**Description of the task**:
In the records that follow, find each line containing "JSON" and copy it.

**Input material**:
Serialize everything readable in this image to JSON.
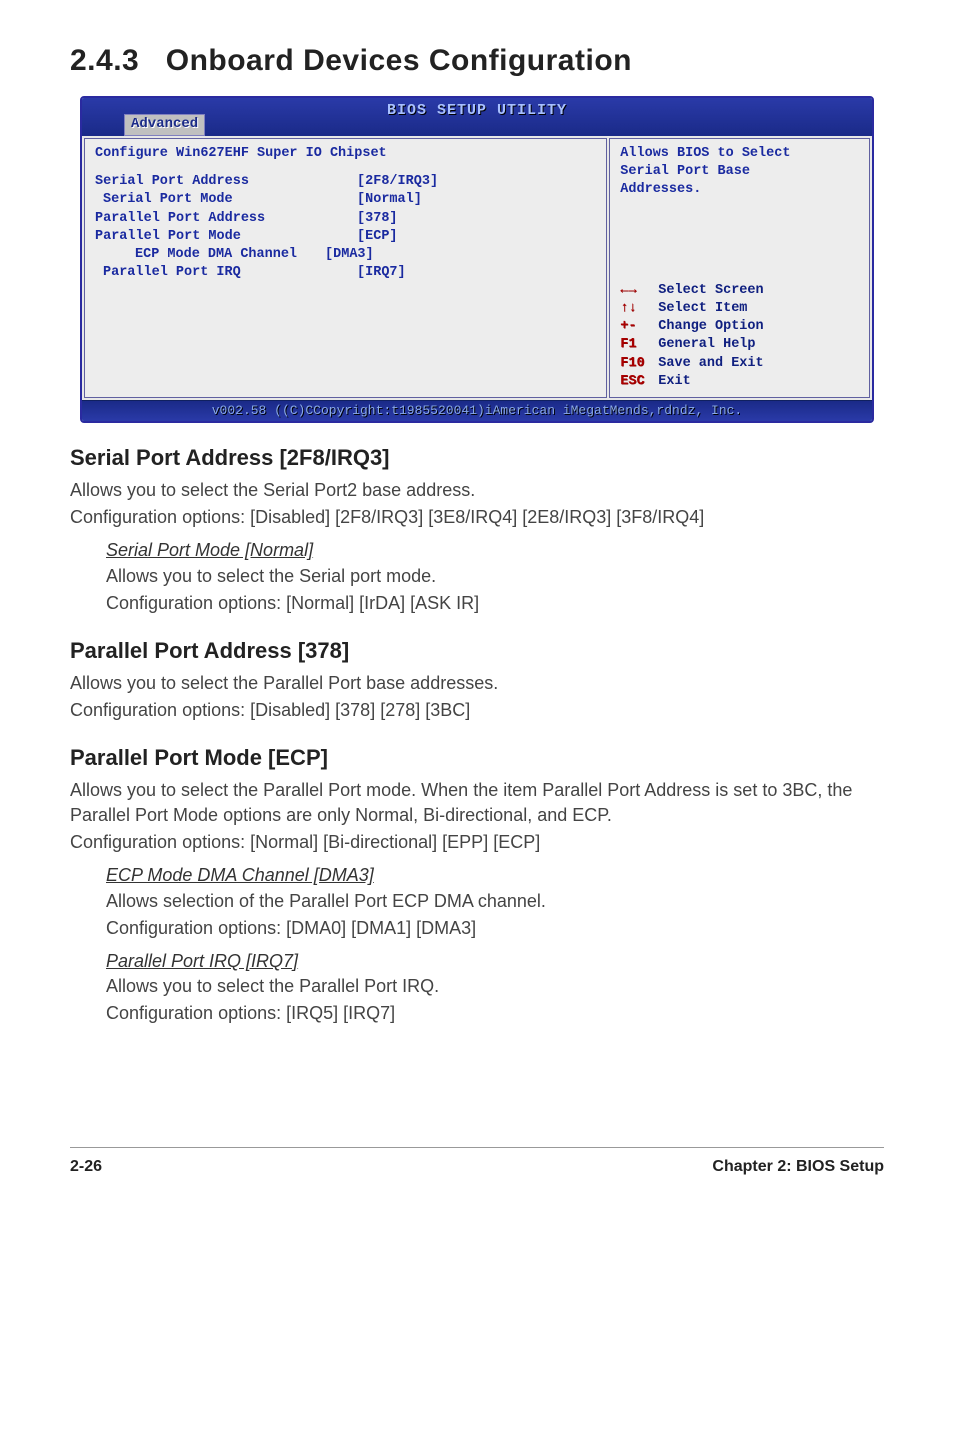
{
  "section": {
    "number": "2.4.3",
    "title": "Onboard Devices Configuration"
  },
  "bios": {
    "window_title": "BIOS SETUP UTILITY",
    "tab": "Advanced",
    "config_header": "Configure Win627EHF Super IO Chipset",
    "rows": [
      {
        "label": "Serial Port Address",
        "indent": 0,
        "value": "[2F8/IRQ3]"
      },
      {
        "label": "Serial Port Mode",
        "indent": 1,
        "value": "[Normal]"
      },
      {
        "label": "Parallel Port Address",
        "indent": 0,
        "value": "[378]"
      },
      {
        "label": "Parallel Port Mode",
        "indent": 0,
        "value": "[ECP]"
      },
      {
        "label": "ECP Mode DMA Channel",
        "indent": 2,
        "value": "[DMA3]"
      },
      {
        "label": "Parallel Port IRQ",
        "indent": 1,
        "value": "[IRQ7]"
      }
    ],
    "help": {
      "l1": "Allows BIOS to Select",
      "l2": "Serial Port Base",
      "l3": "Addresses."
    },
    "nav": [
      {
        "key": "←→",
        "desc": "Select Screen"
      },
      {
        "key": "↑↓",
        "desc": "Select Item"
      },
      {
        "key": "+-",
        "desc": "Change Option"
      },
      {
        "key": "F1",
        "desc": "General Help"
      },
      {
        "key": "F10",
        "desc": "Save and Exit"
      },
      {
        "key": "ESC",
        "desc": "Exit"
      }
    ],
    "footer": "v002.58 ((C)CCopyright:t1985520041)iAmerican iMegatMends,rdndz, Inc."
  },
  "subs": {
    "serial_addr": {
      "title": "Serial Port Address [2F8/IRQ3]",
      "d1": "Allows you to select the Serial Port2 base address.",
      "d2": "Configuration options: [Disabled] [2F8/IRQ3] [3E8/IRQ4] [2E8/IRQ3] [3F8/IRQ4]"
    },
    "serial_mode": {
      "title": "Serial Port Mode [Normal]",
      "d1": "Allows you to select the Serial port mode.",
      "d2": "Configuration options: [Normal] [IrDA] [ASK IR]"
    },
    "par_addr": {
      "title": "Parallel Port Address [378]",
      "d1": "Allows you to select the Parallel Port base addresses.",
      "d2": "Configuration options: [Disabled] [378] [278] [3BC]"
    },
    "par_mode": {
      "title": "Parallel Port Mode [ECP]",
      "d1": "Allows you to select the Parallel Port mode. When the item Parallel Port Address is set to 3BC, the Parallel Port Mode options are only Normal, Bi-directional, and ECP.",
      "d2": "Configuration options: [Normal] [Bi-directional] [EPP] [ECP]"
    },
    "ecp": {
      "title": "ECP Mode DMA Channel [DMA3]",
      "d1": "Allows selection of the Parallel Port ECP DMA channel.",
      "d2": "Configuration options: [DMA0] [DMA1] [DMA3]"
    },
    "par_irq": {
      "title": "Parallel Port IRQ [IRQ7]",
      "d1": "Allows you to select the Parallel Port IRQ.",
      "d2": "Configuration options: [IRQ5] [IRQ7]"
    }
  },
  "footer": {
    "left": "2-26",
    "right": "Chapter 2: BIOS Setup"
  }
}
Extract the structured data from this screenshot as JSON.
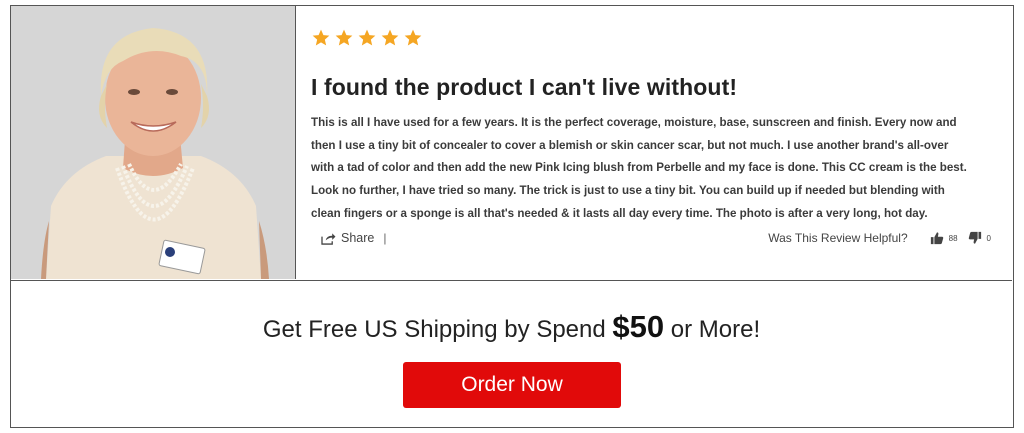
{
  "review": {
    "rating": 5,
    "rating_max": 5,
    "star_color": "#f5a623",
    "title": "I found the product I can't live without!",
    "text": "This is all I have used for a few years. It is the perfect coverage, moisture, base, sunscreen and finish. Every now and then I use a tiny bit of concealer to cover a blemish or skin cancer scar, but not much. I use another brand's all-over with a tad of color and then add the new Pink Icing blush from Perbelle and my face is done. This CC cream is the best. Look no further, I have tried so many. The trick is just to use a tiny bit. You can build up if needed but blending with clean fingers or a sponge is all that's needed & it lasts all day every time. The photo is after a very long, hot day.",
    "share_label": "Share",
    "divider": "|",
    "helpful_question": "Was This Review Helpful?",
    "thumbs_up_count": "88",
    "thumbs_down_count": "0",
    "photo_icon": "reviewer-photo"
  },
  "promo": {
    "text_before": "Get Free US Shipping by Spend ",
    "amount": "$50",
    "text_after": " or More!",
    "button_label": "Order Now",
    "button_color": "#e10a0a"
  }
}
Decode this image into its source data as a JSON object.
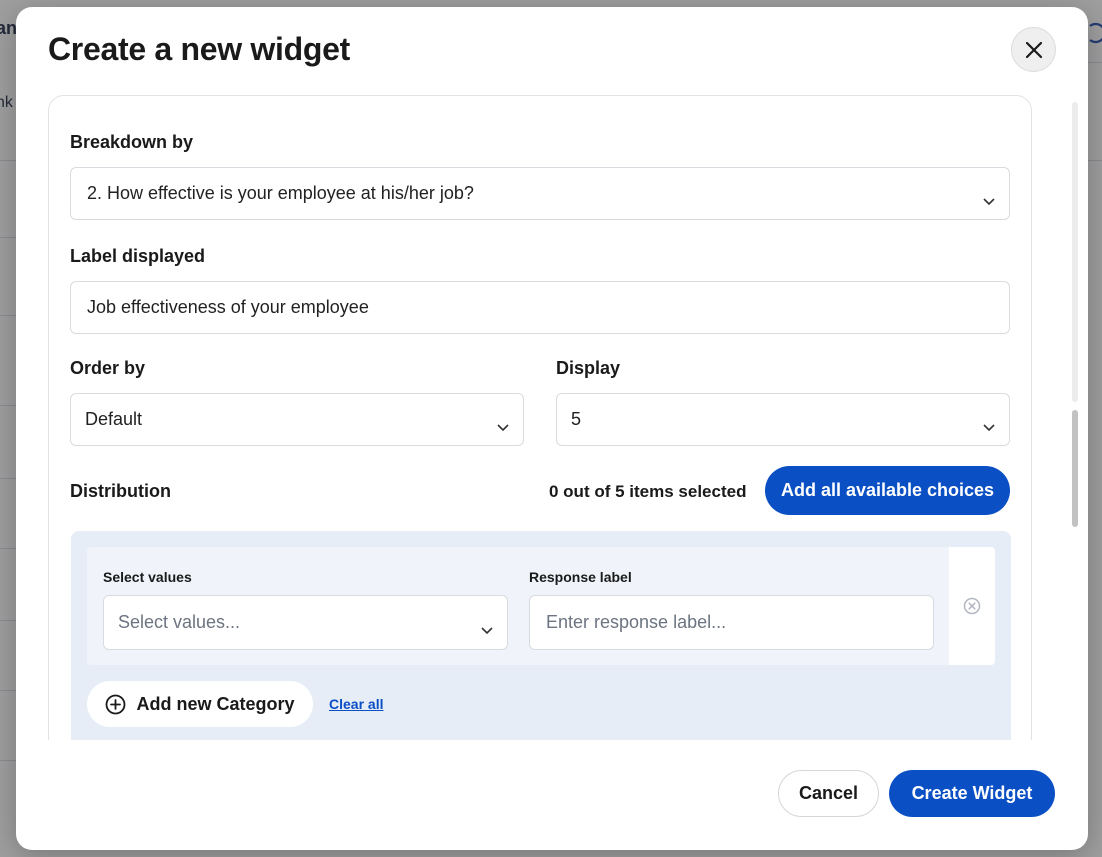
{
  "background": {
    "frag_1": "an",
    "frag_2": "nk"
  },
  "modal": {
    "title": "Create a new widget",
    "close_icon": "close-icon"
  },
  "form": {
    "breakdown": {
      "label": "Breakdown by",
      "value": "2. How effective is your employee at his/her job?"
    },
    "label_displayed": {
      "label": "Label displayed",
      "value": "Job effectiveness of your employee"
    },
    "order_by": {
      "label": "Order by",
      "value": "Default"
    },
    "display": {
      "label": "Display",
      "value": "5"
    },
    "distribution": {
      "label": "Distribution",
      "count_text": "0 out of 5 items selected",
      "add_all_label": "Add all available choices",
      "row": {
        "select_values_label": "Select values",
        "select_values_placeholder": "Select values...",
        "response_label_label": "Response label",
        "response_label_placeholder": "Enter response label..."
      },
      "add_category_label": "Add new Category",
      "clear_all_label": "Clear all"
    }
  },
  "footer": {
    "cancel_label": "Cancel",
    "create_label": "Create Widget"
  },
  "colors": {
    "primary": "#0a4fc4",
    "panel": "#e6edf7"
  }
}
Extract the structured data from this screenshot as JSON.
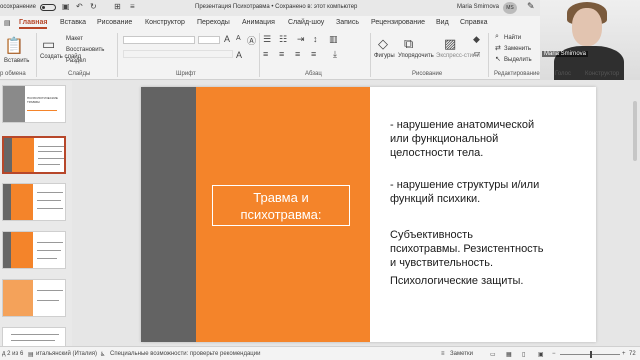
{
  "titlebar": {
    "autosave": "осохранение",
    "title": "Презентация Психотравма • Сохранено в: этот компьютер",
    "user_name": "Maria Smirnova",
    "user_initials": "MS"
  },
  "tabs": [
    "Главная",
    "Вставка",
    "Рисование",
    "Конструктор",
    "Переходы",
    "Анимация",
    "Слайд-шоу",
    "Запись",
    "Рецензирование",
    "Вид",
    "Справка"
  ],
  "ribbon": {
    "paste_label": "Вставить",
    "clipboard_label": "р обмена",
    "new_slide": "Создать слайд",
    "layout": "Макет",
    "reset": "Восстановить",
    "section": "Раздел",
    "slides_group": "Слайды",
    "font_group": "Шрифт",
    "paragraph_group": "Абзац",
    "shapes": "Фигуры",
    "arrange": "Упорядочить",
    "express": "Экспресс-стили",
    "drawing_group": "Рисование",
    "find": "Найти",
    "replace": "Заменить",
    "select": "Выделить",
    "editing_group": "Редактирование",
    "voice_group": "Голос",
    "designer_group": "Конструктор"
  },
  "video": {
    "name": "Maria Smirnova"
  },
  "thumbnails": {
    "slide1_title": "ПСИХОЛОГИЧЕСКИЕ ТРАВМЫ"
  },
  "slide": {
    "title_line1": "Травма и",
    "title_line2": "психотравма:",
    "p1_line1": "- нарушение анатомической",
    "p1_line2": "или функциональной",
    "p1_line3": "целостности тела.",
    "p2_line1": "- нарушение структуры и/или",
    "p2_line2": "функций психики.",
    "p3_line1": "Субъективность",
    "p3_line2": "психотравмы. Резистентность",
    "p3_line3": "и чувствительность.",
    "p4": "Психологические защиты."
  },
  "status": {
    "slide_count": "д 2 из 6",
    "language": "итальянский (Италия)",
    "accessibility": "Специальные возможности: проверьте рекомендации",
    "notes": "Заметки",
    "zoom": "72"
  },
  "colors": {
    "accent": "#b7472a",
    "orange": "#f4842a",
    "gray": "#636363"
  }
}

**Answer for the task**:
Serialize everything readable in this image to JSON.
Extract the structured data from this screenshot as JSON.
Decode this image into its source data as a JSON object.
Extract the structured data from this screenshot as JSON.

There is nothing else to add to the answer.